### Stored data
____________
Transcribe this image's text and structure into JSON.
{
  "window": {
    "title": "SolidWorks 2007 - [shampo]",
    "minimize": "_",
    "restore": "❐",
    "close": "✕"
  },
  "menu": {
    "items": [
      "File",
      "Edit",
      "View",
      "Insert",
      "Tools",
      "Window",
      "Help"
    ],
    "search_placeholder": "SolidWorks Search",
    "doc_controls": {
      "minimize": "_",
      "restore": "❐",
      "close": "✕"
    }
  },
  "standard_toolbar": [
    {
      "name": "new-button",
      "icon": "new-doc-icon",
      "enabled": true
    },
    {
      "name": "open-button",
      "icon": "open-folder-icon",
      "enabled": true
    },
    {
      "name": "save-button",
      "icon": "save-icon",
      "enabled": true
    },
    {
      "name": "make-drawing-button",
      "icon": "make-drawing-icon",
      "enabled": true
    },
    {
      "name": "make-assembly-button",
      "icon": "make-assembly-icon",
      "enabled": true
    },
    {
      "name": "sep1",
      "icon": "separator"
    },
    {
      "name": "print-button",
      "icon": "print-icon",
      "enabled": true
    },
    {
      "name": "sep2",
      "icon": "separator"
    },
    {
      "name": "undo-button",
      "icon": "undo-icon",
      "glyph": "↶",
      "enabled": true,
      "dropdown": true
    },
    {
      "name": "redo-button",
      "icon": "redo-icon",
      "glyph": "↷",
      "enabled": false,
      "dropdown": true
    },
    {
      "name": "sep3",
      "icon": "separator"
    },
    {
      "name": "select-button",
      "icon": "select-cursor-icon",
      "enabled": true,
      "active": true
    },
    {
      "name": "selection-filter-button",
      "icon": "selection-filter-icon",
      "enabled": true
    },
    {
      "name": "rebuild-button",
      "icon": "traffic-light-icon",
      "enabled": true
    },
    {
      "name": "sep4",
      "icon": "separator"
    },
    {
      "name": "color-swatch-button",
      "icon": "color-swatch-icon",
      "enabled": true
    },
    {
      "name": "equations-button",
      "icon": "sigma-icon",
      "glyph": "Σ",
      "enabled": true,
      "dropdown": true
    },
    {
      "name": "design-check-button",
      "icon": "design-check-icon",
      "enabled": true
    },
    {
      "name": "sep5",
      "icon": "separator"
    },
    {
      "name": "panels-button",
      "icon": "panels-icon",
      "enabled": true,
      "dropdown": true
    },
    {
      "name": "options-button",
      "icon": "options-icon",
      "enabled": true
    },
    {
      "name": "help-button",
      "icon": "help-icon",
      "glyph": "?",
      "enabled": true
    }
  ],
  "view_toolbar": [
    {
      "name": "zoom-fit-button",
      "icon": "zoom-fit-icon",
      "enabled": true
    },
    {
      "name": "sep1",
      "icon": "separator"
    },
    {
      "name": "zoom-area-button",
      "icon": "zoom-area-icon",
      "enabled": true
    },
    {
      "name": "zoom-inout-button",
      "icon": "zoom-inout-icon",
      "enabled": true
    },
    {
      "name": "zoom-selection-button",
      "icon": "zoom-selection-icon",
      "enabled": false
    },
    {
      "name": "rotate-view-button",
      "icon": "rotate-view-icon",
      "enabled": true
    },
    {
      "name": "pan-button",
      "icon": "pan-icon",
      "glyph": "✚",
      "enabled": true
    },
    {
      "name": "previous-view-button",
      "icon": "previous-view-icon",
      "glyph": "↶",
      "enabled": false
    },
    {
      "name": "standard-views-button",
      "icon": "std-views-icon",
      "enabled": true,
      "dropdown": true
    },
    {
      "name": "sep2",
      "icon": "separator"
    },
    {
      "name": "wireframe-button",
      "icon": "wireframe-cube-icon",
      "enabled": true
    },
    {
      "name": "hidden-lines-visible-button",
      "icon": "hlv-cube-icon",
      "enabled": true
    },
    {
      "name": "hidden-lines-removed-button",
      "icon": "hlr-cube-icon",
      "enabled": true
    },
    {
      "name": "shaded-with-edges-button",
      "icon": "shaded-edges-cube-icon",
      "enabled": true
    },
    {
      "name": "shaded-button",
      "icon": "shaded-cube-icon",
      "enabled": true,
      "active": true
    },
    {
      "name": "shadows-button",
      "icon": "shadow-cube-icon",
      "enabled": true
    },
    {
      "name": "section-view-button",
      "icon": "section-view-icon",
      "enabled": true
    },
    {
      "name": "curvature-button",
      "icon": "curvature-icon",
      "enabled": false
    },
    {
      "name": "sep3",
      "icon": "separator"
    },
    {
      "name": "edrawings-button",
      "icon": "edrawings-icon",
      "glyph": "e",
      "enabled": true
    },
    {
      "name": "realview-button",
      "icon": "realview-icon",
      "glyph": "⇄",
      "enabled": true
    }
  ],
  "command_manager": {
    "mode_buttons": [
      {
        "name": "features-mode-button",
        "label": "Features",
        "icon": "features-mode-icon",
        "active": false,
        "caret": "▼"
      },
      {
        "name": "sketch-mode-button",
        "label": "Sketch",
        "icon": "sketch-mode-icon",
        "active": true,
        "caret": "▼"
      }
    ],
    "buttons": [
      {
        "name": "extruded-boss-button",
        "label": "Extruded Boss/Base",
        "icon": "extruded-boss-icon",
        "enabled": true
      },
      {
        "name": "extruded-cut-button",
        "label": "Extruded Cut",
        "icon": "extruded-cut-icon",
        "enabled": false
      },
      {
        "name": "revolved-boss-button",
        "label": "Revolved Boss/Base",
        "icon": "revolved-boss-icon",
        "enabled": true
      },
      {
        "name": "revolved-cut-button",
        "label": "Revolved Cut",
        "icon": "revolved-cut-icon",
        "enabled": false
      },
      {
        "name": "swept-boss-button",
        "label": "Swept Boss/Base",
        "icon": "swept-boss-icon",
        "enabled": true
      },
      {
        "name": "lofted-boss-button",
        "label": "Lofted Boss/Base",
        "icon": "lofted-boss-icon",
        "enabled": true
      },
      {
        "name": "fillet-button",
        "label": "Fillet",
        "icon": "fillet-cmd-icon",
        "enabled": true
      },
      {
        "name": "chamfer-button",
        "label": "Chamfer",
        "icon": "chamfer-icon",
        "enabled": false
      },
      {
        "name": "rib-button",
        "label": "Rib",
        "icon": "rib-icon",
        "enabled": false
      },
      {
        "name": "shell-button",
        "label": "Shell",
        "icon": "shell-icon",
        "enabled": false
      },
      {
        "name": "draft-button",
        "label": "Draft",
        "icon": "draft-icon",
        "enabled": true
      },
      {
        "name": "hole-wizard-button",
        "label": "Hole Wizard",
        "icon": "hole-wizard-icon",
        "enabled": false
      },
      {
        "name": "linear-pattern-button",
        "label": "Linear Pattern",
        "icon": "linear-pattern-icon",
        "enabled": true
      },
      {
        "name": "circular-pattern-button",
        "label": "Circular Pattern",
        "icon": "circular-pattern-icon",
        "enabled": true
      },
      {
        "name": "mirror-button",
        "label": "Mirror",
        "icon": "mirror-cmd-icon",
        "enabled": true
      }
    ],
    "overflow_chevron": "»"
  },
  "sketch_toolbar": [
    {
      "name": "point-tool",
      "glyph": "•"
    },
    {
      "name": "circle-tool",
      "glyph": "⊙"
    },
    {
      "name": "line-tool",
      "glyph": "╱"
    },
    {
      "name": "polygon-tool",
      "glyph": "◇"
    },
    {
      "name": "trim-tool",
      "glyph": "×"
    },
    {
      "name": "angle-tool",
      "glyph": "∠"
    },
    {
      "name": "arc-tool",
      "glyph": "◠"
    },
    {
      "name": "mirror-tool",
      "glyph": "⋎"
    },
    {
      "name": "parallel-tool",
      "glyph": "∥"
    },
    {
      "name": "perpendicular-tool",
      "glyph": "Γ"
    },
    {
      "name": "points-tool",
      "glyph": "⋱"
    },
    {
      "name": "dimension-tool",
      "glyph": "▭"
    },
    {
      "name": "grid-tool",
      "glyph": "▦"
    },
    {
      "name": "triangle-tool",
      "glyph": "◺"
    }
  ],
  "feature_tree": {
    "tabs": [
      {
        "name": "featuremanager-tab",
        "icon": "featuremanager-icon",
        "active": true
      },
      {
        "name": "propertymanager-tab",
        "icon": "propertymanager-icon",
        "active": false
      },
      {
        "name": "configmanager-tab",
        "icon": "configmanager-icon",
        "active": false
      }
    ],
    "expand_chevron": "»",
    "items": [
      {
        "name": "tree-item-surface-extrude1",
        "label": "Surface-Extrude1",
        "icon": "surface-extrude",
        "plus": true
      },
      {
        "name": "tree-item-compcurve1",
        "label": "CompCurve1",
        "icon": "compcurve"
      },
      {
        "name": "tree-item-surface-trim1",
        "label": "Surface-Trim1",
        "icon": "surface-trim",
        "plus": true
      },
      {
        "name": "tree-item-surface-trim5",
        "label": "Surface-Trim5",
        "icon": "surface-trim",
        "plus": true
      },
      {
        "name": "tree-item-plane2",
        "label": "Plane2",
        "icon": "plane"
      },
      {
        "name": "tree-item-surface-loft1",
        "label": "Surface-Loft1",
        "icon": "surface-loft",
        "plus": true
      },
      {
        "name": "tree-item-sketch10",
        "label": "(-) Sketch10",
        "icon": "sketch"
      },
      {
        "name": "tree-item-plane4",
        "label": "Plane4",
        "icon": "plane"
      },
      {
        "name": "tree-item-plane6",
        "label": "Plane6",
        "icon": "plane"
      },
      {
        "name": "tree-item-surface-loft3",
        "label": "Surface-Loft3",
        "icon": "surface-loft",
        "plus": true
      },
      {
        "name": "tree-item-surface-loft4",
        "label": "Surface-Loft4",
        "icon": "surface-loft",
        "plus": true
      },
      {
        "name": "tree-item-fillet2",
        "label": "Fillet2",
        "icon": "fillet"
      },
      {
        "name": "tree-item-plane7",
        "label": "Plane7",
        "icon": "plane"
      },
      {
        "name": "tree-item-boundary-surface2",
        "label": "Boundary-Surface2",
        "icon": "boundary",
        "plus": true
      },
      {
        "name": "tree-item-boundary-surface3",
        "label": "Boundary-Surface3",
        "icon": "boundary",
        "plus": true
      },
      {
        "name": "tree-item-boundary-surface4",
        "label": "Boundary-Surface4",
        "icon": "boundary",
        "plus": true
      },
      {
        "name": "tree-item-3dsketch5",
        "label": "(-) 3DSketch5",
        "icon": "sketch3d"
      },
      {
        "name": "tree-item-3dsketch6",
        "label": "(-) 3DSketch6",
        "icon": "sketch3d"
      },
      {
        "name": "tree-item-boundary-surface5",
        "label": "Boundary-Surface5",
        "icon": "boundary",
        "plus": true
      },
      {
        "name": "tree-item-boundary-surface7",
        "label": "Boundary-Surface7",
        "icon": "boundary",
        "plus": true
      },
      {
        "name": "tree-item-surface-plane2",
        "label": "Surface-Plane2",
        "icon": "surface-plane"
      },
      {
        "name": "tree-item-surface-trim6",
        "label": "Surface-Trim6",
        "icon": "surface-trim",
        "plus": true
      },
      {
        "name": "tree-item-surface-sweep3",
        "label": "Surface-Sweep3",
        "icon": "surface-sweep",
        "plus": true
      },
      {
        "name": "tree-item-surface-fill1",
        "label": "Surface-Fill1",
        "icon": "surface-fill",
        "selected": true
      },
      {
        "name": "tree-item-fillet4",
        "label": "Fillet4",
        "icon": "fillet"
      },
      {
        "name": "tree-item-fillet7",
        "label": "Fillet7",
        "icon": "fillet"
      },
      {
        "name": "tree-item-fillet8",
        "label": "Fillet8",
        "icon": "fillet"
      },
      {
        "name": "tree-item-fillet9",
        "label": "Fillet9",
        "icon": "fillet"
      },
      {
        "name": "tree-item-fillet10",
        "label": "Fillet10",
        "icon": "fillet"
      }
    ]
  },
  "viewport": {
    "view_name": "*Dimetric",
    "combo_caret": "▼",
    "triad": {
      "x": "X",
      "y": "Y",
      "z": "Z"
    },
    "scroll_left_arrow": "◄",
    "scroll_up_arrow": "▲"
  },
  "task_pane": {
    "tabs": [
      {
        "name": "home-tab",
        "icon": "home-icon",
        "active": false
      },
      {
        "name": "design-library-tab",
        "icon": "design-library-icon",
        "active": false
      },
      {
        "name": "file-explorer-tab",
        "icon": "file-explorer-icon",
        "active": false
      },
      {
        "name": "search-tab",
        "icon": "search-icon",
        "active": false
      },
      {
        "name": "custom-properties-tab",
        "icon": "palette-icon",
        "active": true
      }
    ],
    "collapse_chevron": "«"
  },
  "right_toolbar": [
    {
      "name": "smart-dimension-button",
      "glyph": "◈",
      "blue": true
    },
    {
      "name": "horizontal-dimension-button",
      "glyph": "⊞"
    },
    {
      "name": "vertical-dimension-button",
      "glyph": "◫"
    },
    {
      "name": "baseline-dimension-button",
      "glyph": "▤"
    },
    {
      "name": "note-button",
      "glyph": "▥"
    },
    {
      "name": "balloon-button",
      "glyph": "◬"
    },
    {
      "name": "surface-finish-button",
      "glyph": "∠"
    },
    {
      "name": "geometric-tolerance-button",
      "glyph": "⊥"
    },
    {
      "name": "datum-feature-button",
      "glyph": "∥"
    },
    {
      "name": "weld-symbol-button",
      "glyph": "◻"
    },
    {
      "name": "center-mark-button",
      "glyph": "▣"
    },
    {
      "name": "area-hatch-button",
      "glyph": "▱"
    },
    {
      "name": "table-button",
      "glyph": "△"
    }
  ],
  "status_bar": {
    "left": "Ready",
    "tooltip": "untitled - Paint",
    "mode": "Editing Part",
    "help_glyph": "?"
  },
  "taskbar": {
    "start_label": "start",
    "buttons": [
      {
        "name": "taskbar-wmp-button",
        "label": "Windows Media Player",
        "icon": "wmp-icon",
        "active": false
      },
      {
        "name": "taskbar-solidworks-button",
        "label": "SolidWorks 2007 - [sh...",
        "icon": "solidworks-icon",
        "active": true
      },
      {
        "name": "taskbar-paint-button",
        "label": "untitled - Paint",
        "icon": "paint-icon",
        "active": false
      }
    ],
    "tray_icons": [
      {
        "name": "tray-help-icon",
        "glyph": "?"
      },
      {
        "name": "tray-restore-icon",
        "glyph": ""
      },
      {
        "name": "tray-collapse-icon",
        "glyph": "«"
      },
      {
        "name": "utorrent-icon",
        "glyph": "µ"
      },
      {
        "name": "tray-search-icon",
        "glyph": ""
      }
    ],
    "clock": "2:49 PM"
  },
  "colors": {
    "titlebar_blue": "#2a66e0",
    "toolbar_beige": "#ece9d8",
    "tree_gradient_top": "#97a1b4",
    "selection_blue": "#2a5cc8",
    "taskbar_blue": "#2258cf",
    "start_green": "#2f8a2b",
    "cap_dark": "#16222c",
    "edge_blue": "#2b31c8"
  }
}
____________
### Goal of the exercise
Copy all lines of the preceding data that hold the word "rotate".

### Written response
      "name": "rotate-view-button",
      "icon": "rotate-view-icon",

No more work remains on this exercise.